Woolston said arctic communities like Kotzebue should expect “significant improvements to health, education and economic development” while also expecting substantially lower internet bills for residents.

“I've always pushed the quality of healthcare through projects like telemedicine that are very high bandwidth,” said Smith, speaking on the potential for the local hospital to better communicate with doctors across the globe.

Vice Mayor of Kotzebue Matt Tekker said he believes Kotzebue can become a more connected hub of the arctic with the opportunity to drive in the fast lane of the internet’s information superhighway.

“It also hopefully lowers the cost of internet… when competition comes in,” said Tekker. “Anything that can help lower the cost of living for us is a big win-win.”

While the benefits of competition are positive, Tekker said he also wants to make sure the community doesn’t lose its village roots.

“We're living in two worlds here,” said Tekker. “Keeping the cultural past and working with new advancements and technology.”

Telecommunication companies like Alaska Communication and GCI have both expressed interest in further investing in community infrastructure to build out the fiber optic network within communities.

“As Quintillion builds out, we plan to connect this fiber to the rest of its network, and provide more of Alaska with secure, reliable connectivity.

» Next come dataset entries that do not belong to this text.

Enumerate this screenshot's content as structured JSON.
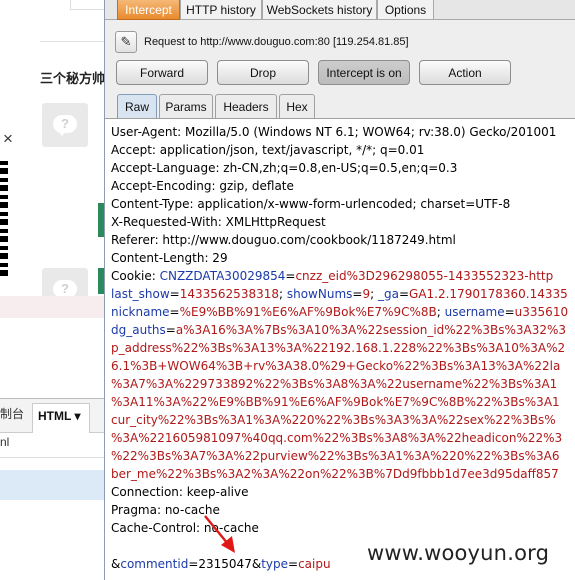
{
  "background_page": {
    "heading": "三个秘方帅",
    "close_symbol": "×",
    "devtools": {
      "tab_console": "制台",
      "tab_html": "HTML ▾",
      "content_line": "nl"
    }
  },
  "burp": {
    "tabs": [
      "Intercept",
      "HTTP history",
      "WebSockets history",
      "Options"
    ],
    "active_tab": "Intercept",
    "request_line": "Request to http://www.douguo.com:80  [119.254.81.85]",
    "buttons": {
      "forward": "Forward",
      "drop": "Drop",
      "intercept": "Intercept is on",
      "action": "Action"
    },
    "subtabs": [
      "Raw",
      "Params",
      "Headers",
      "Hex"
    ],
    "active_subtab": "Raw",
    "request": {
      "user_agent": "User-Agent: Mozilla/5.0 (Windows NT 6.1; WOW64; rv:38.0) Gecko/201001",
      "accept": "Accept: application/json, text/javascript, */*; q=0.01",
      "accept_language": "Accept-Language: zh-CN,zh;q=0.8,en-US;q=0.5,en;q=0.3",
      "accept_encoding": "Accept-Encoding: gzip, deflate",
      "content_type": "Content-Type: application/x-www-form-urlencoded; charset=UTF-8",
      "x_requested_with": "X-Requested-With: XMLHttpRequest",
      "referer": "Referer: http://www.douguo.com/cookbook/1187249.html",
      "content_length": "Content-Length: 29",
      "cookie": [
        [
          [
            "k",
            "Cookie: "
          ],
          [
            "p",
            "CNZZDATA30029854"
          ],
          [
            "k",
            "="
          ],
          [
            "v",
            "cnzz_eid%3D296298055-1433552323-http"
          ]
        ],
        [
          [
            "p",
            "last_show"
          ],
          [
            "k",
            "="
          ],
          [
            "v",
            "1433562538318"
          ],
          [
            "k",
            "; "
          ],
          [
            "p",
            "showNums"
          ],
          [
            "k",
            "="
          ],
          [
            "v",
            "9"
          ],
          [
            "k",
            "; "
          ],
          [
            "p",
            "_ga"
          ],
          [
            "k",
            "="
          ],
          [
            "v",
            "GA1.2.1790178360.14335"
          ]
        ],
        [
          [
            "p",
            "nickname"
          ],
          [
            "k",
            "="
          ],
          [
            "v",
            "%E9%BB%91%E6%AF%9Bok%E7%9C%8B"
          ],
          [
            "k",
            "; "
          ],
          [
            "p",
            "username"
          ],
          [
            "k",
            "="
          ],
          [
            "v",
            "u335610"
          ]
        ],
        [
          [
            "p",
            "dg_auths"
          ],
          [
            "k",
            "="
          ],
          [
            "v",
            "a%3A16%3A%7Bs%3A10%3A%22session_id%22%3Bs%3A32%3"
          ]
        ],
        [
          [
            "v",
            "p_address%22%3Bs%3A13%3A%22192.168.1.228%22%3Bs%3A10%3A%2"
          ]
        ],
        [
          [
            "v",
            "6.1%3B+WOW64%3B+rv%3A38.0%29+Gecko%22%3Bs%3A13%3A%22la"
          ]
        ],
        [
          [
            "v",
            "%3A7%3A%229733892%22%3Bs%3A8%3A%22username%22%3Bs%3A1"
          ]
        ],
        [
          [
            "v",
            "%3A11%3A%22%E9%BB%91%E6%AF%9Bok%E7%9C%8B%22%3Bs%3A1"
          ]
        ],
        [
          [
            "v",
            "cur_city%22%3Bs%3A1%3A%220%22%3Bs%3A3%3A%22sex%22%3Bs%"
          ]
        ],
        [
          [
            "v",
            "%3A%221605981097%40qq.com%22%3Bs%3A8%3A%22headicon%22%3"
          ]
        ],
        [
          [
            "v",
            "%22%3Bs%3A7%3A%22purview%22%3Bs%3A1%3A%220%22%3Bs%3A6"
          ]
        ],
        [
          [
            "v",
            "ber_me%22%3Bs%3A2%3A%22on%22%3B%7Dd9fbbb1d7ee3d95daff857"
          ]
        ]
      ],
      "connection": "Connection: keep-alive",
      "pragma": "Pragma: no-cache",
      "cache_control": "Cache-Control: no-cache",
      "body": [
        [
          "k",
          "&"
        ],
        [
          "p",
          "commentid"
        ],
        [
          "k",
          "=2315047&"
        ],
        [
          "p",
          "type"
        ],
        [
          "k",
          "="
        ],
        [
          "v",
          "caipu"
        ]
      ]
    },
    "colors": {
      "param_name": "#1b3aa8",
      "param_value": "#b01818",
      "annotation_arrow": "#e01818"
    }
  },
  "watermark": "www.wooyun.org"
}
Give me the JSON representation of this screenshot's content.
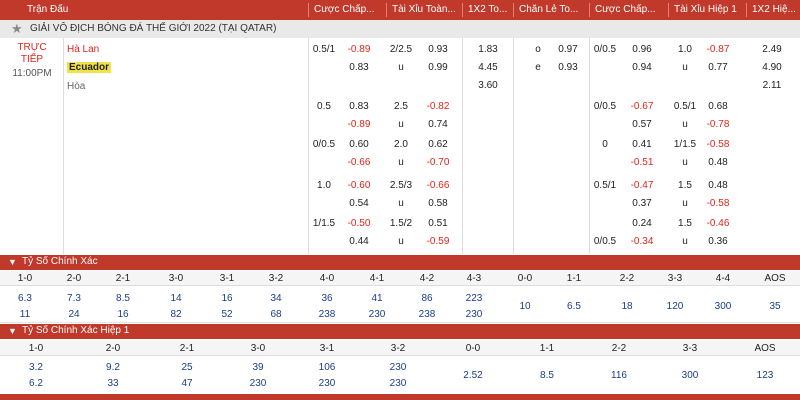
{
  "header": {
    "cols": [
      "Trận Đấu",
      "Cược Chấp...",
      "Tài Xỉu Toàn...",
      "1X2 To...",
      "Chẵn Lẻ To...",
      "Cược Chấp...",
      "Tài Xỉu Hiệp 1",
      "1X2 Hiệ..."
    ]
  },
  "league": {
    "name": "GIẢI VÔ ĐỊCH BÓNG ĐÁ THẾ GIỚI 2022 (TẠI QATAR)"
  },
  "match": {
    "status_line1": "TRỰC",
    "status_line2": "TIẾP",
    "time": "11:00PM",
    "home": "Hà Lan",
    "away": "Ecuador",
    "draw": "Hòa"
  },
  "odds_rows": [
    {
      "hc": "0.5/1",
      "hc_a": "-0.89",
      "hc_b": "0.83",
      "ou": "2/2.5",
      "ou_a": "0.93",
      "ou_lab": "u",
      "ou_b": "0.99",
      "x12": [
        "1.83",
        "4.45",
        "3.60"
      ],
      "oe": [
        {
          "l": "o",
          "v": "0.97"
        },
        {
          "l": "e",
          "v": "0.93"
        }
      ],
      "h1hc": "0/0.5",
      "h1hc_a": "0.96",
      "h1hc_b": "0.94",
      "h1ou": "1.0",
      "h1ou_a": "-0.87",
      "h1ou_lab": "u",
      "h1ou_b": "0.77",
      "h1x12": [
        "2.49",
        "4.90",
        "2.11"
      ]
    },
    {
      "hc": "0.5",
      "hc_a": "0.83",
      "hc_b": "-0.89",
      "ou": "2.5",
      "ou_a": "-0.82",
      "ou_lab": "u",
      "ou_b": "0.74",
      "h1hc": "0/0.5",
      "h1hc_a": "-0.67",
      "h1hc_b": "0.57",
      "h1ou": "0.5/1",
      "h1ou_a": "0.68",
      "h1ou_lab": "u",
      "h1ou_b": "-0.78"
    },
    {
      "hc": "0/0.5",
      "hc_a": "0.60",
      "hc_b": "-0.66",
      "ou": "2.0",
      "ou_a": "0.62",
      "ou_lab": "u",
      "ou_b": "-0.70",
      "h1hc": "0",
      "h1hc_a": "0.41",
      "h1hc_b": "-0.51",
      "h1ou": "1/1.5",
      "h1ou_a": "-0.58",
      "h1ou_lab": "u",
      "h1ou_b": "0.48"
    },
    {
      "hc": "1.0",
      "hc_a": "-0.60",
      "hc_b": "0.54",
      "ou": "2.5/3",
      "ou_a": "-0.66",
      "ou_lab": "u",
      "ou_b": "0.58",
      "h1hc": "0.5/1",
      "h1hc_a": "-0.47",
      "h1hc_b": "0.37",
      "h1ou": "1.5",
      "h1ou_a": "0.48",
      "h1ou_lab": "u",
      "h1ou_b": "-0.58"
    },
    {
      "hc": "1/1.5",
      "hc_a": "-0.50",
      "hc_b": "0.44",
      "ou": "1.5/2",
      "ou_a": "0.51",
      "ou_lab": "u",
      "ou_b": "-0.59",
      "h1hc_top": "",
      "h1hc": "0/0.5",
      "h1hc_a": "0.24",
      "h1hc_b": "-0.34",
      "h1ou": "1.5",
      "h1ou_a": "-0.46",
      "h1ou_lab": "u",
      "h1ou_b": "0.36"
    }
  ],
  "correct_score": {
    "title": "Tỷ Số Chính Xác",
    "labels": [
      "1-0",
      "2-0",
      "2-1",
      "3-0",
      "3-1",
      "3-2",
      "4-0",
      "4-1",
      "4-2",
      "4-3",
      "0-0",
      "1-1",
      "2-2",
      "3-3",
      "4-4",
      "AOS"
    ],
    "row1": [
      "6.3",
      "7.3",
      "8.5",
      "14",
      "16",
      "34",
      "36",
      "41",
      "86",
      "223"
    ],
    "row2": [
      "11",
      "24",
      "16",
      "82",
      "52",
      "68",
      "238",
      "230",
      "238",
      "230"
    ],
    "single": [
      "10",
      "6.5",
      "18",
      "120",
      "300",
      "35"
    ]
  },
  "correct_score_h1": {
    "title": "Tỷ Số Chính Xác Hiệp 1",
    "labels": [
      "1-0",
      "2-0",
      "2-1",
      "3-0",
      "3-1",
      "3-2",
      "0-0",
      "1-1",
      "2-2",
      "3-3",
      "AOS"
    ],
    "row1": [
      "3.2",
      "9.2",
      "25",
      "39",
      "106",
      "230"
    ],
    "row2": [
      "6.2",
      "33",
      "47",
      "230",
      "230",
      "230"
    ],
    "single": [
      "2.52",
      "8.5",
      "116",
      "300",
      "123"
    ]
  }
}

We look forward to further opportunities with Quintillion, which will lead to faster and more affordable broadband in rural Alaska,” Alaska Communications released in a statement.